EXERCISE INSTRUCTIONS = Return every line of the listing that includes the string "have".

#####

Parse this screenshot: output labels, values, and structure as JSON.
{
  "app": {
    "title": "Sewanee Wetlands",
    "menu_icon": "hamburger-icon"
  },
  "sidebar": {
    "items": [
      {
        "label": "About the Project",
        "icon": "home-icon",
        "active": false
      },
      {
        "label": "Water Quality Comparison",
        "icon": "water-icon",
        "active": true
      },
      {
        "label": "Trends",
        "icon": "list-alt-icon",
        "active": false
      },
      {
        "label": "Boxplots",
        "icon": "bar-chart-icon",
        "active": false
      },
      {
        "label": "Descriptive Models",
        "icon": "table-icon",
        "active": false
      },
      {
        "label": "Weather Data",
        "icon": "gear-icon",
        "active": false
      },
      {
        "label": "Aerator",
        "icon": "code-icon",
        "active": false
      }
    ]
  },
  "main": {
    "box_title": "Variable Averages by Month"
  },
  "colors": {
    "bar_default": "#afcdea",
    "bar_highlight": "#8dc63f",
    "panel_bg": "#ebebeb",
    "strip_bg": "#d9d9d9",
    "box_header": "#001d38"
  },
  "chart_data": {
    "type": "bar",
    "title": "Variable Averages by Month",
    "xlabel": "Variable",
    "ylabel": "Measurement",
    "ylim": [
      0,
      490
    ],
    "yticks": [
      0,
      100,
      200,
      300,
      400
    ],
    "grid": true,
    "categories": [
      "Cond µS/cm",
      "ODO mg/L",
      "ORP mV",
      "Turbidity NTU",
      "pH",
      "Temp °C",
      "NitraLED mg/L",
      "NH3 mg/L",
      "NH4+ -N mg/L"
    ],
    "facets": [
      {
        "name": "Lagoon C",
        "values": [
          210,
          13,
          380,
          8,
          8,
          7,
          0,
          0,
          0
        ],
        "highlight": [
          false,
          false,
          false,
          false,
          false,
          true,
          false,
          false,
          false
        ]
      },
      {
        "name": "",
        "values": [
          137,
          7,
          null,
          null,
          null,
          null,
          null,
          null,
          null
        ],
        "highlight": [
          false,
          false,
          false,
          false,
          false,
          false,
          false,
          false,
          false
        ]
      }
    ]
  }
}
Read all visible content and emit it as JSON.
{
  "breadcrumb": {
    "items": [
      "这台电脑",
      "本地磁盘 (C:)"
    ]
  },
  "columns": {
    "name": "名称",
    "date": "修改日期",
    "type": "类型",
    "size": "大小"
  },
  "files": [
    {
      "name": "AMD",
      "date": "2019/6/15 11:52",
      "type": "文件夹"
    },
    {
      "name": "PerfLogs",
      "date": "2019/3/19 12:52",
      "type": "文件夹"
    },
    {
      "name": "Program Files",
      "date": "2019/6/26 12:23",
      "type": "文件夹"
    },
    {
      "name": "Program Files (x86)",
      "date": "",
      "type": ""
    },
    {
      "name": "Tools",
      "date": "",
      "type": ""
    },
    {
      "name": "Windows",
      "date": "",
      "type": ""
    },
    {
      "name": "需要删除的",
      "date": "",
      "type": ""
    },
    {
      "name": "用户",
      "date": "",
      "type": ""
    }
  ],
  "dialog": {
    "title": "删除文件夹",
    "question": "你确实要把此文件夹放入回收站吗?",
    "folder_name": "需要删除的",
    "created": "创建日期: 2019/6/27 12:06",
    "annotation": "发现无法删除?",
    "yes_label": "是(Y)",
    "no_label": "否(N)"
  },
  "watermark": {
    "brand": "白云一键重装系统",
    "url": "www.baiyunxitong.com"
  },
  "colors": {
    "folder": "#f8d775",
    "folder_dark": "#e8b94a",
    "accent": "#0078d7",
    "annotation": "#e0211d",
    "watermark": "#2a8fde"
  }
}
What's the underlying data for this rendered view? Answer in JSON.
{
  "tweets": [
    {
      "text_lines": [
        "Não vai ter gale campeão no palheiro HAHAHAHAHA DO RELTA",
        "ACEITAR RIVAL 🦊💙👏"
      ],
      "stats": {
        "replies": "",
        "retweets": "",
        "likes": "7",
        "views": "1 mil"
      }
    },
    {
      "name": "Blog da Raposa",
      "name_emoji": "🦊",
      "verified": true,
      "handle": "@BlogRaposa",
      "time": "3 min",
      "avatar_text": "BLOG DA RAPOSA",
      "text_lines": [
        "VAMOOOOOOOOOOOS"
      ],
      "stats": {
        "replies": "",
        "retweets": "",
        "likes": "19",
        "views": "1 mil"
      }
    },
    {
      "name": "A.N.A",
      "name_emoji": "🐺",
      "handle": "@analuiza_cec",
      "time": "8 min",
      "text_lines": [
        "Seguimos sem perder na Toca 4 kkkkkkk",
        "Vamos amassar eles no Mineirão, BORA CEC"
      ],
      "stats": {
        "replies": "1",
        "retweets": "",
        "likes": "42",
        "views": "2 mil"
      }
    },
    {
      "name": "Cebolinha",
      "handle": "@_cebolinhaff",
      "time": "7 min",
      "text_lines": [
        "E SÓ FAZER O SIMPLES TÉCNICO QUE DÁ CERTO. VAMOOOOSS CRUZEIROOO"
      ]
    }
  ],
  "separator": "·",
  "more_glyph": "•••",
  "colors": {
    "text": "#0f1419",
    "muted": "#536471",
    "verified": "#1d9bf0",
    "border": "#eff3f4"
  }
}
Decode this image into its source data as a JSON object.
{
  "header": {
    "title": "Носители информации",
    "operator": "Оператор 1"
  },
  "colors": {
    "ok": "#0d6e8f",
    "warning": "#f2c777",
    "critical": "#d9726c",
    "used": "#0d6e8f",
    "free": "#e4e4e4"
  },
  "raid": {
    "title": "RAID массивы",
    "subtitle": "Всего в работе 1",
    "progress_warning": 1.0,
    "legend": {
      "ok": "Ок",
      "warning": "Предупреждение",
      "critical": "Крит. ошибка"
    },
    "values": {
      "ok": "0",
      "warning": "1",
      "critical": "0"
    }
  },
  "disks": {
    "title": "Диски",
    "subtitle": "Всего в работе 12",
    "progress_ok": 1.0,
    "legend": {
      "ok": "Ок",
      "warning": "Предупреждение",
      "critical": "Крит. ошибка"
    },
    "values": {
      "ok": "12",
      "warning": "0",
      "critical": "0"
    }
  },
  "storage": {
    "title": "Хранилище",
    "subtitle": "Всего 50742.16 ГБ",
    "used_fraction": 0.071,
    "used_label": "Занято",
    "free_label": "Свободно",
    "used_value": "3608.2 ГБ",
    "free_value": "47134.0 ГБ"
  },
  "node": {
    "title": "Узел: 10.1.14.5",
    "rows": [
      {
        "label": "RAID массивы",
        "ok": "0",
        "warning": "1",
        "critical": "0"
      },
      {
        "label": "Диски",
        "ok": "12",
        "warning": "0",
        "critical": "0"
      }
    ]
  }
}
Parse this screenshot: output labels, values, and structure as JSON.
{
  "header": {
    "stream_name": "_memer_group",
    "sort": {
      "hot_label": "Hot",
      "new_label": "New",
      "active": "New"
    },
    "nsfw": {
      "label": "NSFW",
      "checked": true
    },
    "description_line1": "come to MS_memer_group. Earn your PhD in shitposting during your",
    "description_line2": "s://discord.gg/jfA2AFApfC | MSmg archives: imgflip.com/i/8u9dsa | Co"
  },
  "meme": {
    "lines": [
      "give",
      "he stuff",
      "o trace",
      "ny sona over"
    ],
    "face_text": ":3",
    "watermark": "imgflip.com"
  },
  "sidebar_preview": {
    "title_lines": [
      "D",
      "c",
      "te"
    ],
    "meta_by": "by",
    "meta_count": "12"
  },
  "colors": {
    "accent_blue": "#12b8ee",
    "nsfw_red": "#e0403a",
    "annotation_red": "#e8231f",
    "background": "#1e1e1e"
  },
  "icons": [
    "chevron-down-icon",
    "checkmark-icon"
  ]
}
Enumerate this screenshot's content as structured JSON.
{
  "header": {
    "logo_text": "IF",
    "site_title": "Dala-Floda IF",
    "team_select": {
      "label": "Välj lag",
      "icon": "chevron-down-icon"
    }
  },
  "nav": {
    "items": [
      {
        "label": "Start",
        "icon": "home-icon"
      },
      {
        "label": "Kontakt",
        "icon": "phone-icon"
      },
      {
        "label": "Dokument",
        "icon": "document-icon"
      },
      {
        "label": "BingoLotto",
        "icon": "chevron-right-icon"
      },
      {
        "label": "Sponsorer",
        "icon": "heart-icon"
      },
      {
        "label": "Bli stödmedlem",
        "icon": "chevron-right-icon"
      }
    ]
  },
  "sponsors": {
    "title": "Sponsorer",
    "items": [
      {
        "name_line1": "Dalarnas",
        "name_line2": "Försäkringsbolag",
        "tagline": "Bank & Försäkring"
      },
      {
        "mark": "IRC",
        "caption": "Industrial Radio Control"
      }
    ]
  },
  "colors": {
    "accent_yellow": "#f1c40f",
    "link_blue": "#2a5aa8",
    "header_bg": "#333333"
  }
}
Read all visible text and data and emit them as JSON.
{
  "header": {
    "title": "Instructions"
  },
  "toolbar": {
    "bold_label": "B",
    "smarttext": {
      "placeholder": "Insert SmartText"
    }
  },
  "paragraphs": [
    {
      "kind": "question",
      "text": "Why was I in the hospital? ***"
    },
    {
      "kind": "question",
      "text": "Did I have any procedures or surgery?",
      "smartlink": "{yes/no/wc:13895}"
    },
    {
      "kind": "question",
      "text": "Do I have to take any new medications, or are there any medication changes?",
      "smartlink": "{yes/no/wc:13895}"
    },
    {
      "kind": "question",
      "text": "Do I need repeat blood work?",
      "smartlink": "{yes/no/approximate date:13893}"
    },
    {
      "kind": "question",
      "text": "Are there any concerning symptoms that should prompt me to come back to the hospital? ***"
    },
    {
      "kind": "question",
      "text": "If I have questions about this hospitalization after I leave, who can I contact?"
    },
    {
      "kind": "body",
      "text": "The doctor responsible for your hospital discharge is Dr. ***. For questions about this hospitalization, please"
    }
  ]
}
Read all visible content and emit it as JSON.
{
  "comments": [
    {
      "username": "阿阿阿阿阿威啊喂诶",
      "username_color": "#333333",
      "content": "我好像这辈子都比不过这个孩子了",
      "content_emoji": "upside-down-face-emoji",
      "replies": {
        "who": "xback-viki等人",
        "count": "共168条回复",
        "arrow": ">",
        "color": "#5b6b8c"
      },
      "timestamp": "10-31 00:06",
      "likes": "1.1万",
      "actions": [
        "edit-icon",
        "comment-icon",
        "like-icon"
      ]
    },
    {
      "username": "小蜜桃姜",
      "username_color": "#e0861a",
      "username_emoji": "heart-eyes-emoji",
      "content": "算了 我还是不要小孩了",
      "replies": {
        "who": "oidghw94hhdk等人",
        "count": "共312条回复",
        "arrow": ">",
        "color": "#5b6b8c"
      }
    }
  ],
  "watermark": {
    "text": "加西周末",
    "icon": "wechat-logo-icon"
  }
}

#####

SOLUTION TO THIS PROBLEM =
      "text": "Did I have any procedures or surgery?",
      "text": "Do I have to take any new medications, or are there any medication changes?",
      "text": "If I have questions about this hospitalization after I leave, who can I contact?"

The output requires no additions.